Of course that would be a good scenario for some members of society - the women who can choose to mate only with the most attractive men, and the few lucky men. I doubt it would automatically create a happier society, though.
> This assumes all men would be equally likely to get to have sex with the women.
I think the OP meant since no one was expected to be monogamous, there is no "cheating" and no conflicts of "infidelity". More women having multiple partners means potentially more different men would be having sex.
> it just means many men working for free (like drones) to support other men's children.
Well, not just anyone's children, because they would all be related by blood. They'd be taking care of family.
Exposure to unorthodox social positioning is good for everyone. There's way too much rigor mortis around it. I'd say, in the context of the modern society, exploring different modes of relationships and integrating that into everyday life in a holistic way is the social equivalent of discovering that the earth is round, or colonization of the Americas. Your nick name is fitting.
Either way, again, thanks for talking about this, and I hope you'll continue to do so. You'd be doing a great service to everyone.
How did you end up in such a relationship? Was there a couple that added a third, or did you all start the relationship together?
Who are you out to? How did that go?
I’m out to everyone in my personal life: we tend to hang out with a lot of polyamorous people / swingers and LGBTQ people. I’m also out to a few people at work, though only in an LGBTQ diversity context (I personally lump polyamory under the category of “Queer” along with heterosexual people into “lifestyle kink”). I know a few people at work who are also in poly relationships — which is how I learned it helps to designate one spouse as the “work spouse”.
When open-minded monogamous folks find out, their reaction is mostly curiosity — which is why I think an openness to polyamory is way more natural that we would think.

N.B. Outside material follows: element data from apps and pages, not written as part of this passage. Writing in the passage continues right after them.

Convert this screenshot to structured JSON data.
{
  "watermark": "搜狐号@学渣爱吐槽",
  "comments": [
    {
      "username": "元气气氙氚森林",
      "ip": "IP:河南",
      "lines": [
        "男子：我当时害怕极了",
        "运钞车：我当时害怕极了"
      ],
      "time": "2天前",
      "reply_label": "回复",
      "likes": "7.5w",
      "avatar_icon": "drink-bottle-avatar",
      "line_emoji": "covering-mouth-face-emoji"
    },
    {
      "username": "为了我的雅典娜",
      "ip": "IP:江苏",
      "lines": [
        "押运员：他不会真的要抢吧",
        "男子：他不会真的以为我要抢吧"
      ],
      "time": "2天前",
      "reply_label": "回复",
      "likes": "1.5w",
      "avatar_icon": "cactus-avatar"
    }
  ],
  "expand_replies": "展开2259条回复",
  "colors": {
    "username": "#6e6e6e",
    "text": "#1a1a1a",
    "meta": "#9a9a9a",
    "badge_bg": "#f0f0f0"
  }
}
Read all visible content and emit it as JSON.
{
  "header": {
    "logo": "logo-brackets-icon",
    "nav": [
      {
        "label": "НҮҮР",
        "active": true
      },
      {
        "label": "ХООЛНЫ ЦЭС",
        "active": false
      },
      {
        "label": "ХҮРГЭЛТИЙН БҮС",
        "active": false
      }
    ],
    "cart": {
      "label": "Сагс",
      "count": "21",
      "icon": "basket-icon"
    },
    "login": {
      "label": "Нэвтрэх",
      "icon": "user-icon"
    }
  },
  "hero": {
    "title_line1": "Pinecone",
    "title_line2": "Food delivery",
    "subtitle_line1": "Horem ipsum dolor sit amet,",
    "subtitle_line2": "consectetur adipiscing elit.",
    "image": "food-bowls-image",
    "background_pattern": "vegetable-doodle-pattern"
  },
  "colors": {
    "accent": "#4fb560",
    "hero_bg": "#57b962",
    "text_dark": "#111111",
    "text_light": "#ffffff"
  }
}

When I mention the three income thing it really strikes a chord: when we have kids, we can have one parent stay at home full-time without sacrificing quality of life. And it’s not much more expensive than living in a monogamous pairing since we have one grocery bill, one mortgage and one set of utilities.
So, also non-monogamous.
> Is patriarchy is associated with monogamy whereas matriarchy is associated with non-monogamy?
Not from the evidence you've marshalled so far.
Chimps live in what could fairly be called a polyamorous society.
Matriarchy is very rare in the animal kingdom. Thus it is hard to say what it is associated with. Even when species have a female dominance hierarchy, it may not be the dominant one, if you take my meaning. Observationally, female dominance hierarchies are characterized by inter-generational immobility: dominance is for the most part inherited.
What about Bonobos? If Chimps are already polyamorous, maybe we need a different term for Bonobos?
There's a lot of good material online about what chimp mating behaviour is actually like.
Monogamy is rare in the animal kingdom, more characteristic of birds than of any other creatures.